**YOUR TASK**:
Skip the pictures, and retype the data below in full, exactly.

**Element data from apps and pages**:

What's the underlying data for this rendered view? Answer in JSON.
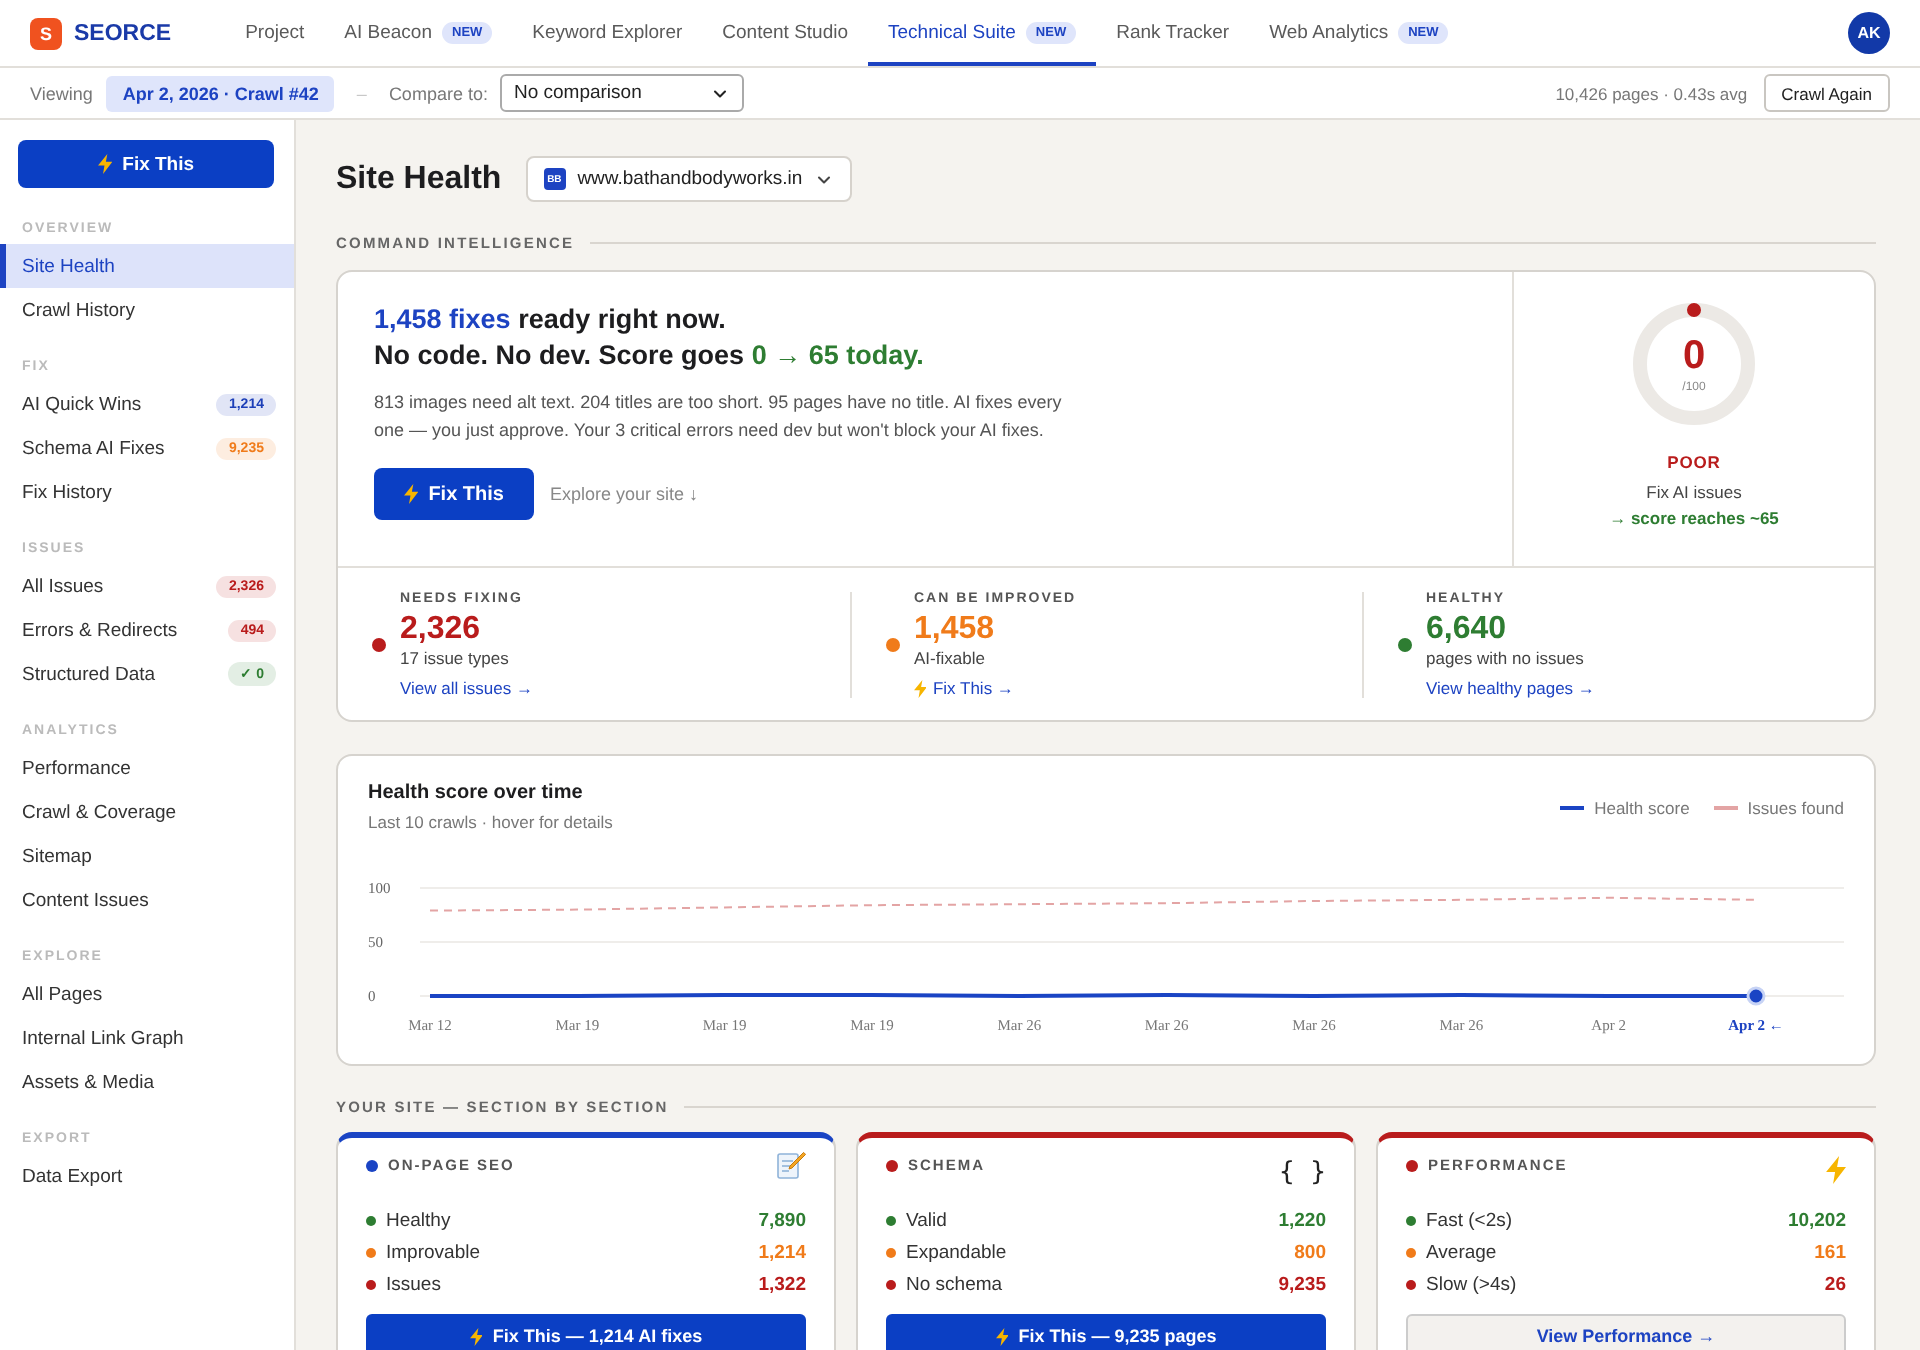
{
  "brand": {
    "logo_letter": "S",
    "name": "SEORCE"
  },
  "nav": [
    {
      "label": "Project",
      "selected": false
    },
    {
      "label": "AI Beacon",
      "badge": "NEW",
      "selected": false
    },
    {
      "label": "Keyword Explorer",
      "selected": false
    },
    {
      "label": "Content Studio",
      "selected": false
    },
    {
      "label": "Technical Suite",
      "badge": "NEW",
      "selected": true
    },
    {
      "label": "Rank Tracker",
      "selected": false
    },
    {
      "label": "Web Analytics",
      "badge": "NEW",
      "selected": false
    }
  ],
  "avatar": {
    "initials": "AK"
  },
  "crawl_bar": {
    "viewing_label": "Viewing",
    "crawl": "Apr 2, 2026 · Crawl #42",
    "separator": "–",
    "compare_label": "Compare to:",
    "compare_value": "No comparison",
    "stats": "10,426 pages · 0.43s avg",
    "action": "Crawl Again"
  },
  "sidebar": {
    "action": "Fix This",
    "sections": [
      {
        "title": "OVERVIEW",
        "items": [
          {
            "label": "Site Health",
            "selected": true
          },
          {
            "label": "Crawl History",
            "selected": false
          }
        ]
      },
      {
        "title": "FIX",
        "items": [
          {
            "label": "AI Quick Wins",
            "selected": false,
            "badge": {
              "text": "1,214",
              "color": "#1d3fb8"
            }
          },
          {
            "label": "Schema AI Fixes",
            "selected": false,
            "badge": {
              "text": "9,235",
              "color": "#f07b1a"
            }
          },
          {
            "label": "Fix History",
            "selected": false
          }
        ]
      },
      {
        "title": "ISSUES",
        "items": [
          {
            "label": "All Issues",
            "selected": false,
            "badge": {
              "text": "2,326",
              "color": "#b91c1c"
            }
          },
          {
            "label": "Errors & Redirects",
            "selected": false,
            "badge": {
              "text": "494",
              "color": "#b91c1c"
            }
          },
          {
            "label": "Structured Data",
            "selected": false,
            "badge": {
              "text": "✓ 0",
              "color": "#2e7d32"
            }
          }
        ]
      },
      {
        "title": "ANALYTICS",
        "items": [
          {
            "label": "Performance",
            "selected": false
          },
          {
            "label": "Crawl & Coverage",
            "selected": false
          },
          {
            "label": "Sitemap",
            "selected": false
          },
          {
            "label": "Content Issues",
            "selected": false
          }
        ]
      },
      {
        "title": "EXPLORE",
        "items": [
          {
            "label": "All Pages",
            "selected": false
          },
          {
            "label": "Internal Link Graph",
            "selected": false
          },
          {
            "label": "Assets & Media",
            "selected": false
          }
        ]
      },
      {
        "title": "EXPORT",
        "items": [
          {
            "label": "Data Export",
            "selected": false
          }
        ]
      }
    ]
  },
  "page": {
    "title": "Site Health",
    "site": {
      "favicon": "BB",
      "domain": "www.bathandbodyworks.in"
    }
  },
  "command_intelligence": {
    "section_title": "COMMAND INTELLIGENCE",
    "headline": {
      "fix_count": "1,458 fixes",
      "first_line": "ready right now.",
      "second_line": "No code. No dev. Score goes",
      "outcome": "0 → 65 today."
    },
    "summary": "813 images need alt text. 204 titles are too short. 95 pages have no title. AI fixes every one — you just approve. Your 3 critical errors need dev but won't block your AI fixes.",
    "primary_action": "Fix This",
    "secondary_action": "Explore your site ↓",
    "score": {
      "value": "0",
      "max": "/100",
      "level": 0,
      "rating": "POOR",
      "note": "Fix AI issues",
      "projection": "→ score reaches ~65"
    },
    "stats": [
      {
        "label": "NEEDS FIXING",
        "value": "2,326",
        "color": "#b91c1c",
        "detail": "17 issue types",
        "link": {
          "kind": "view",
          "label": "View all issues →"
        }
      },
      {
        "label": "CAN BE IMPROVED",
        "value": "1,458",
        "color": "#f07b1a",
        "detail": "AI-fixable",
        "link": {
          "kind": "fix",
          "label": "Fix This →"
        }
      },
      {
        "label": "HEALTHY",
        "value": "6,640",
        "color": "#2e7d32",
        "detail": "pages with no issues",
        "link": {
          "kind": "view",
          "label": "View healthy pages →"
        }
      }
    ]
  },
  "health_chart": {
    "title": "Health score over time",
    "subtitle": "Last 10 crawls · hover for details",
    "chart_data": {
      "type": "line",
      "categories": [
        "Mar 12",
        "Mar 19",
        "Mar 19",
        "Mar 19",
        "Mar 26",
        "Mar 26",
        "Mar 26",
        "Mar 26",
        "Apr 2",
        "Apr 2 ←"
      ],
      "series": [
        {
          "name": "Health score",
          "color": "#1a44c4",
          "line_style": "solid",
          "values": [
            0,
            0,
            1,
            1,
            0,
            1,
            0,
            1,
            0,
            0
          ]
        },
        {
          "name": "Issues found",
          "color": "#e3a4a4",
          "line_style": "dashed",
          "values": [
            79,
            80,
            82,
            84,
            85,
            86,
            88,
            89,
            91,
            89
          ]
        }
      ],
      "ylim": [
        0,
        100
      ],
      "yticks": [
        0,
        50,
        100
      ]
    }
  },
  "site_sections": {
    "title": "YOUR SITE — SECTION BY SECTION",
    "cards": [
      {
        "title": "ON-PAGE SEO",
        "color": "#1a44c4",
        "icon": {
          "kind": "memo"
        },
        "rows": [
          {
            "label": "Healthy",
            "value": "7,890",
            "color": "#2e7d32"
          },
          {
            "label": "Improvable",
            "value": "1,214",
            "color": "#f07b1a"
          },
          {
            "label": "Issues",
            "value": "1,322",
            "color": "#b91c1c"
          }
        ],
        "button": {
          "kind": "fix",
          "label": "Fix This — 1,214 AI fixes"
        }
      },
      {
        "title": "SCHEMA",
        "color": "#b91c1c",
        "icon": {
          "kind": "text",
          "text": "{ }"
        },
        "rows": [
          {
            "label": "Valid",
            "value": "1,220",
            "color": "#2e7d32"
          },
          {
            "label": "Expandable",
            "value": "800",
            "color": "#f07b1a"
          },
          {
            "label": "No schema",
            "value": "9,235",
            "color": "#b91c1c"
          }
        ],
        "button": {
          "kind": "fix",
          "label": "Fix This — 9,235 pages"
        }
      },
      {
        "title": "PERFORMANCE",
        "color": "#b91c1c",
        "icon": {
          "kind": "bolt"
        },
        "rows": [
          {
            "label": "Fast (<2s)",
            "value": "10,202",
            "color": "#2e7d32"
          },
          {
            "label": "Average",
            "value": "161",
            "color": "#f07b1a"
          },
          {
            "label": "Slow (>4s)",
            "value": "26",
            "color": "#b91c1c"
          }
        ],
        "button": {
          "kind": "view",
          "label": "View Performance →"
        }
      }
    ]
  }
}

**WRITTEN SOLUTION**:
What's the underlying data for this rendered view? Answer in JSON.
{
  "brand": {
    "logo_letter": "S",
    "name": "SEORCE"
  },
  "nav": [
    {
      "label": "Project",
      "selected": false
    },
    {
      "label": "AI Beacon",
      "badge": "NEW",
      "selected": false
    },
    {
      "label": "Keyword Explorer",
      "selected": false
    },
    {
      "label": "Content Studio",
      "selected": false
    },
    {
      "label": "Technical Suite",
      "badge": "NEW",
      "selected": true
    },
    {
      "label": "Rank Tracker",
      "selected": false
    },
    {
      "label": "Web Analytics",
      "badge": "NEW",
      "selected": false
    }
  ],
  "avatar": {
    "initials": "AK"
  },
  "crawl_bar": {
    "viewing_label": "Viewing",
    "crawl": "Apr 2, 2026 · Crawl #42",
    "separator": "–",
    "compare_label": "Compare to:",
    "compare_value": "No comparison",
    "stats": "10,426 pages · 0.43s avg",
    "action": "Crawl Again"
  },
  "sidebar": {
    "action": "Fix This",
    "sections": [
      {
        "title": "OVERVIEW",
        "items": [
          {
            "label": "Site Health",
            "selected": true
          },
          {
            "label": "Crawl History",
            "selected": false
          }
        ]
      },
      {
        "title": "FIX",
        "items": [
          {
            "label": "AI Quick Wins",
            "selected": false,
            "badge": {
              "text": "1,214",
              "color": "#1d3fb8"
            }
          },
          {
            "label": "Schema AI Fixes",
            "selected": false,
            "badge": {
              "text": "9,235",
              "color": "#f07b1a"
            }
          },
          {
            "label": "Fix History",
            "selected": false
          }
        ]
      },
      {
        "title": "ISSUES",
        "items": [
          {
            "label": "All Issues",
            "selected": false,
            "badge": {
              "text": "2,326",
              "color": "#b91c1c"
            }
          },
          {
            "label": "Errors & Redirects",
            "selected": false,
            "badge": {
              "text": "494",
              "color": "#b91c1c"
            }
          },
          {
            "label": "Structured Data",
            "selected": false,
            "badge": {
              "text": "✓ 0",
              "color": "#2e7d32"
            }
          }
        ]
      },
      {
        "title": "ANALYTICS",
        "items": [
          {
            "label": "Performance",
            "selected": false
          },
          {
            "label": "Crawl & Coverage",
            "selected": false
          },
          {
            "label": "Sitemap",
            "selected": false
          },
          {
            "label": "Content Issues",
            "selected": false
          }
        ]
      },
      {
        "title": "EXPLORE",
        "items": [
          {
            "label": "All Pages",
            "selected": false
          },
          {
            "label": "Internal Link Graph",
            "selected": false
          },
          {
            "label": "Assets & Media",
            "selected": false
          }
        ]
      },
      {
        "title": "EXPORT",
        "items": [
          {
            "label": "Data Export",
            "selected": false
          }
        ]
      }
    ]
  },
  "page": {
    "title": "Site Health",
    "site": {
      "favicon": "BB",
      "domain": "www.bathandbodyworks.in"
    }
  },
  "command_intelligence": {
    "section_title": "COMMAND INTELLIGENCE",
    "headline": {
      "fix_count": "1,458 fixes",
      "first_line": "ready right now.",
      "second_line": "No code. No dev. Score goes",
      "outcome": "0 → 65 today."
    },
    "summary": "813 images need alt text. 204 titles are too short. 95 pages have no title. AI fixes every one — you just approve. Your 3 critical errors need dev but won't block your AI fixes.",
    "primary_action": "Fix This",
    "secondary_action": "Explore your site ↓",
    "score": {
      "value": "0",
      "max": "/100",
      "level": 0,
      "rating": "POOR",
      "note": "Fix AI issues",
      "projection": "→ score reaches ~65"
    },
    "stats": [
      {
        "label": "NEEDS FIXING",
        "value": "2,326",
        "color": "#b91c1c",
        "detail": "17 issue types",
        "link": {
          "kind": "view",
          "label": "View all issues →"
        }
      },
      {
        "label": "CAN BE IMPROVED",
        "value": "1,458",
        "color": "#f07b1a",
        "detail": "AI-fixable",
        "link": {
          "kind": "fix",
          "label": "Fix This →"
        }
      },
      {
        "label": "HEALTHY",
        "value": "6,640",
        "color": "#2e7d32",
        "detail": "pages with no issues",
        "link": {
          "kind": "view",
          "label": "View healthy pages →"
        }
      }
    ]
  },
  "health_chart": {
    "title": "Health score over time",
    "subtitle": "Last 10 crawls · hover for details",
    "chart_data": {
      "type": "line",
      "categories": [
        "Mar 12",
        "Mar 19",
        "Mar 19",
        "Mar 19",
        "Mar 26",
        "Mar 26",
        "Mar 26",
        "Mar 26",
        "Apr 2",
        "Apr 2 ←"
      ],
      "series": [
        {
          "name": "Health score",
          "color": "#1a44c4",
          "line_style": "solid",
          "values": [
            0,
            0,
            1,
            1,
            0,
            1,
            0,
            1,
            0,
            0
          ]
        },
        {
          "name": "Issues found",
          "color": "#e3a4a4",
          "line_style": "dashed",
          "values": [
            79,
            80,
            82,
            84,
            85,
            86,
            88,
            89,
            91,
            89
          ]
        }
      ],
      "ylim": [
        0,
        100
      ],
      "yticks": [
        0,
        50,
        100
      ]
    }
  },
  "site_sections": {
    "title": "YOUR SITE — SECTION BY SECTION",
    "cards": [
      {
        "title": "ON-PAGE SEO",
        "color": "#1a44c4",
        "icon": {
          "kind": "memo"
        },
        "rows": [
          {
            "label": "Healthy",
            "value": "7,890",
            "color": "#2e7d32"
          },
          {
            "label": "Improvable",
            "value": "1,214",
            "color": "#f07b1a"
          },
          {
            "label": "Issues",
            "value": "1,322",
            "color": "#b91c1c"
          }
        ],
        "button": {
          "kind": "fix",
          "label": "Fix This — 1,214 AI fixes"
        }
      },
      {
        "title": "SCHEMA",
        "color": "#b91c1c",
        "icon": {
          "kind": "text",
          "text": "{ }"
        },
        "rows": [
          {
            "label": "Valid",
            "value": "1,220",
            "color": "#2e7d32"
          },
          {
            "label": "Expandable",
            "value": "800",
            "color": "#f07b1a"
          },
          {
            "label": "No schema",
            "value": "9,235",
            "color": "#b91c1c"
          }
        ],
        "button": {
          "kind": "fix",
          "label": "Fix This — 9,235 pages"
        }
      },
      {
        "title": "PERFORMANCE",
        "color": "#b91c1c",
        "icon": {
          "kind": "bolt"
        },
        "rows": [
          {
            "label": "Fast (<2s)",
            "value": "10,202",
            "color": "#2e7d32"
          },
          {
            "label": "Average",
            "value": "161",
            "color": "#f07b1a"
          },
          {
            "label": "Slow (>4s)",
            "value": "26",
            "color": "#b91c1c"
          }
        ],
        "button": {
          "kind": "view",
          "label": "View Performance →"
        }
      }
    ]
  }
}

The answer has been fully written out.